It’s okay if you don’t know your GE from your GMOs – that’s what we’re here for! While genetic engineering might seem technical or boring, it’s something you must know about. Your health could depend on it.
The terms genetically modified organisms (GMO), genetically modified (GM) and genetically engineered (GE) all refer to organisms with a unique character that have been created by biotech companies, usually in a lab environment.
What is GMO?
“In genetic engineering, the ‘genes’ responsible for a specific characteristic (called traits) are taken from one organism and forced into the DNA of another organism. In this way the characteristics of one species can be unnaturally bred into a completely unrelated one – across the boundaries between species and even plant and animal kingdoms. The resulting new species is called a genetically modified organism (GMO). Genetic modification allows scientists to mix the genes of unrelated species.” (www.acbio.org.za). An example is inserting a gene based on that of a cold-water fish into a tomato plant so that the tomato plant won’t freeze in the winter.
“While uses for genetic engineering range from oil spills to medication, perhaps the most controversial application is for food production. The first field experiments of food crops that had been genetically modified using recombinant DNA technology began in 1987. After five years of extensive health and environmental testing, Calgene’s Flavr Savr tomato became the first food crop to be approved for commercial production by the U.S. Department of Agriculture. These tomatoes were modified to include a DNA sequence that inhibited production of a natural tomato protein, increasing the firmness and extending the shelf life of the Flavr Savr variety.” Read more here.
GM Crops Versus Organic
Essentially there are two types of food systems in the world today: industrialised and traditional farming methods. Industrialised agriculture or “factory farming,” which claims to promote high yields using chemical fertilisers and pesticides, is derived from mechanised methods and technology using GM seeds bought every season from big seed companies.

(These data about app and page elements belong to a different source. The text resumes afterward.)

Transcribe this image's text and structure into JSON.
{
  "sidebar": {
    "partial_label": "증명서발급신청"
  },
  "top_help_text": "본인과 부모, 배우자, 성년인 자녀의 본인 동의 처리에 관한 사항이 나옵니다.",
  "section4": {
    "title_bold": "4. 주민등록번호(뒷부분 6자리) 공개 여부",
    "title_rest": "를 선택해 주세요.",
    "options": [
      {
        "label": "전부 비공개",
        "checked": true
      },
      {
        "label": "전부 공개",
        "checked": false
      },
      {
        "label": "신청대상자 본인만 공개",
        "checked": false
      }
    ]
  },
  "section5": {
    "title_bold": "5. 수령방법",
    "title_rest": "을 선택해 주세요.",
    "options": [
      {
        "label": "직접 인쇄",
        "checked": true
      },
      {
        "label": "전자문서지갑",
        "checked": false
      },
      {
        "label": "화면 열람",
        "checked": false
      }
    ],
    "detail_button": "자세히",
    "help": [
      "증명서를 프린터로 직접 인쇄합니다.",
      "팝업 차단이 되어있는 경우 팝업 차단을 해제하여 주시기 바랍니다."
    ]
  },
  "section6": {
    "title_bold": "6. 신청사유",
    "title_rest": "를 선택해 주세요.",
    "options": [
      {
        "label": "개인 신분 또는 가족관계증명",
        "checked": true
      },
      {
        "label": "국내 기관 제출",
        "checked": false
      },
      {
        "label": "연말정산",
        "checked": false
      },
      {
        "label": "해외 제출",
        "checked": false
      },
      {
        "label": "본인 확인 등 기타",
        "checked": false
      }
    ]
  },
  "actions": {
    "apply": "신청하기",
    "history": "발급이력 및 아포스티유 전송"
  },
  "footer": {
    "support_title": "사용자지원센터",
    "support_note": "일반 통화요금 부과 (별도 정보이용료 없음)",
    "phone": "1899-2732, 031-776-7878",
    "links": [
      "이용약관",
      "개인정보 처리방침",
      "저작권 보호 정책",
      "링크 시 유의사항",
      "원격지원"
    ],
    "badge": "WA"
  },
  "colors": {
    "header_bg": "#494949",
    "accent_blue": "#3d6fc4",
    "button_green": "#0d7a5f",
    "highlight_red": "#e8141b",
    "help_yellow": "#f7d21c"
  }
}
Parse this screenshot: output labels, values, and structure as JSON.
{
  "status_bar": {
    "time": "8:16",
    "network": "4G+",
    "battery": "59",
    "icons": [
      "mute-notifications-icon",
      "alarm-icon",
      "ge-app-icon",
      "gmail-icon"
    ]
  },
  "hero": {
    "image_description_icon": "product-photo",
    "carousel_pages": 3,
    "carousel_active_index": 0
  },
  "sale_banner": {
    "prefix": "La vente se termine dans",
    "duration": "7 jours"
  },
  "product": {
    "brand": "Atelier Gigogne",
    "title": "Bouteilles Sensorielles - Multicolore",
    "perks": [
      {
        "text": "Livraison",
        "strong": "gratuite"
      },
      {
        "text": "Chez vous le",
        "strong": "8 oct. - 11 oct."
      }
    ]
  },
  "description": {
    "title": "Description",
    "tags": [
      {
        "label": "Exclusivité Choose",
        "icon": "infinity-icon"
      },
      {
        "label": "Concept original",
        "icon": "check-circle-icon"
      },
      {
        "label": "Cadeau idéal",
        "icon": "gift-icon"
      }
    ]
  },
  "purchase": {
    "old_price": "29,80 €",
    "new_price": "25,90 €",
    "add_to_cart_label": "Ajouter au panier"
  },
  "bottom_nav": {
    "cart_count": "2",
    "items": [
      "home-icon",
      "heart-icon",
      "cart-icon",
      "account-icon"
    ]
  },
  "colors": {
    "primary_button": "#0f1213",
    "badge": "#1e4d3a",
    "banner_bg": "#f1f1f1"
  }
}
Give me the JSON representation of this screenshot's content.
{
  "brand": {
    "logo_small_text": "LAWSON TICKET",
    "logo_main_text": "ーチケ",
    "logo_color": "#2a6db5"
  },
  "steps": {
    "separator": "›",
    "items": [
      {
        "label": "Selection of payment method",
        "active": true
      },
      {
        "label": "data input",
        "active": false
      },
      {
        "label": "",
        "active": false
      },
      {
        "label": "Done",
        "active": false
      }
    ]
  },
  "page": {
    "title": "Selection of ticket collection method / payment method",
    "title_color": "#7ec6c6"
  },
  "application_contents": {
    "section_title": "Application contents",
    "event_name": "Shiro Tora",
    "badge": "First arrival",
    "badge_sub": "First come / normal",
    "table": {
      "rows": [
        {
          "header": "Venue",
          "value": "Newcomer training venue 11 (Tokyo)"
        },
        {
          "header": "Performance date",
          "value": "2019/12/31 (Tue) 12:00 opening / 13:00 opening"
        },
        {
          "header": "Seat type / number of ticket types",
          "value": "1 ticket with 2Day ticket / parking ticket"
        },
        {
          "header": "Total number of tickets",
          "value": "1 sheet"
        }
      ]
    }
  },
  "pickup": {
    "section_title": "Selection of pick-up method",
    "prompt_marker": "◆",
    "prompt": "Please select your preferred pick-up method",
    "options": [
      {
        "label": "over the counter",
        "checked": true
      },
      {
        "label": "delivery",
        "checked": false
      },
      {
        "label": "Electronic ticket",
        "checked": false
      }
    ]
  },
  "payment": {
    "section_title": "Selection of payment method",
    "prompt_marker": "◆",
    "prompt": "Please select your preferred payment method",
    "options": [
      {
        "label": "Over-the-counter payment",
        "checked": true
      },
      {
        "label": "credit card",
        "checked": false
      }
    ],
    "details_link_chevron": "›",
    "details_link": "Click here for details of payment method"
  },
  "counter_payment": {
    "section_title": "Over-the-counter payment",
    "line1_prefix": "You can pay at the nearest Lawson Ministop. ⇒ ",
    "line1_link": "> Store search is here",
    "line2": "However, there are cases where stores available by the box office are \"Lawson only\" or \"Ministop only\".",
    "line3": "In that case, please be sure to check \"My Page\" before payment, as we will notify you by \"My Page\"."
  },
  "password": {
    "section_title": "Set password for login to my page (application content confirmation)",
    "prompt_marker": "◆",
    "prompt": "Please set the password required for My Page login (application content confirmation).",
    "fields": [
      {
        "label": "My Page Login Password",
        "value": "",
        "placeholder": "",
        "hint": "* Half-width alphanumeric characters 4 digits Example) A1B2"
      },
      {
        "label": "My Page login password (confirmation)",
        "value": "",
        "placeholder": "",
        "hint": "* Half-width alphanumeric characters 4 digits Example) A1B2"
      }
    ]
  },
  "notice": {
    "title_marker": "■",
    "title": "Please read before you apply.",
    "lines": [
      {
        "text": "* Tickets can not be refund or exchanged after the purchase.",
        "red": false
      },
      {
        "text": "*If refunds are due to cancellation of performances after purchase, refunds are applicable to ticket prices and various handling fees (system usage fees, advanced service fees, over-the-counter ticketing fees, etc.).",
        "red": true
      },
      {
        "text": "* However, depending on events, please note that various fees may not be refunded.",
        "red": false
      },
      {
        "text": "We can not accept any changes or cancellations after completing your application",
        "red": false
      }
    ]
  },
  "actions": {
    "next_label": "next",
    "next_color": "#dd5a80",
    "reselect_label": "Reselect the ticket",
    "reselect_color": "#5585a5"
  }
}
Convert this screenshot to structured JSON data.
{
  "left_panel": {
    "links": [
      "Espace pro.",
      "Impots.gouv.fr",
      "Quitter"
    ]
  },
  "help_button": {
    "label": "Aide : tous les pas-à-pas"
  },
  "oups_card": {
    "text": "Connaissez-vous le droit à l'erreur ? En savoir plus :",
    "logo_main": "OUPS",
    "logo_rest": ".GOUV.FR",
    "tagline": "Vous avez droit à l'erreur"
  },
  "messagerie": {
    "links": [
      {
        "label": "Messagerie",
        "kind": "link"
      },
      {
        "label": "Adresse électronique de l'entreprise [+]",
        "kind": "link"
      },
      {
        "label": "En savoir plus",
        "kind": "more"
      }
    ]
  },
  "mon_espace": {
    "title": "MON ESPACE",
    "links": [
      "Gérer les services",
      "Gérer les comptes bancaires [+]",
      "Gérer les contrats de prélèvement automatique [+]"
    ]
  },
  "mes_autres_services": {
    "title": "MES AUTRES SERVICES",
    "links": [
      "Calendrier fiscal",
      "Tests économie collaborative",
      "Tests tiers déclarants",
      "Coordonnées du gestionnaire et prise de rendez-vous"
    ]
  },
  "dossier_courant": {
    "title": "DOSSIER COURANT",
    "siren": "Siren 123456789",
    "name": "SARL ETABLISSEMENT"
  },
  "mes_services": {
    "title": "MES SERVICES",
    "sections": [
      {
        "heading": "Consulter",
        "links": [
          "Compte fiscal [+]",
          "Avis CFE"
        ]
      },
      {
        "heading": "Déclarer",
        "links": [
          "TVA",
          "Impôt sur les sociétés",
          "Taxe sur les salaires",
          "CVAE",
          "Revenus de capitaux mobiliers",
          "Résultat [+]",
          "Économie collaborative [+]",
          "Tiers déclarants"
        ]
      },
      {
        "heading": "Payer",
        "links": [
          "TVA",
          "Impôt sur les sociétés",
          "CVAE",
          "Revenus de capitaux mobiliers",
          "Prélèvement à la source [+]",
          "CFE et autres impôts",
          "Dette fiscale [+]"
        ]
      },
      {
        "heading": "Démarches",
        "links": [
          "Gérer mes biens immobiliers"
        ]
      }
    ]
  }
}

The other – traditional agriculture or organic farming – relies on natural ecosystems, using natural fertilisers and pesticides, as well as seeds that have been produced naturally throughout seasons and shared amongst farmers. Those who advocate for GM crops often tout food security as the main reason or benefit, with disregard for human and environmental health. The UN Food and Agriculture Organisation predicts that global food production per person will continue to surpass population growth for another 30 years at least, as per Biowatch South Africa. Research suggests that in South Africa there is enough food to feed the country’s population, however our main challenges are access and distribution.
GM in South Africa
You may think that GMO is the best discovery since sliced bread – many people do – hence the ongoing global debate, which is centred around the safety or long-term health impact of GMO produced foods, due to conflicting evidence on the matter. Maize, the staple food in South Africa, is genetically modified, and we are the only country in the world to have allowed our staple to be modified without knowing the health impact to the citizenry.
South Africa is the only African country that grows genetically modified maize for human consumption – and that includes pap, umbila (mealies), most cereals and additives found in processed foods.
The rest of the world grows GM maize for livestock feed, and it is banned in over 60 countries globally. Genetically engineered crop production in South Africa since the 1990s includes maize, potatoes, cotton, canola, eucalyptus, apples, soybean, sweet potato, tomatoes and wheat. We want to know if GMO has delivered what it promised when the first GM maize crop was planted in 1998, which was a solution to the climate change crisis and food insecurity.
Know Your Food!
While we at Abundance Wholesome Foods promote traditional farming methods and the rediscovery of our indigenous foods for health reasons. We also encourage consumers to be informed, to know where your food comes from and how it is grown – for health’s sake. Not much public consultation was done when GMO was introduced in South Africa, but we can remedy this by supporting organisations that do research into this controversial topic and others that promote GMO free zones in South Africa. Get involved!
Meanwhile, enjoy organically grown mealies from your local farmer while they’re in season. 🙂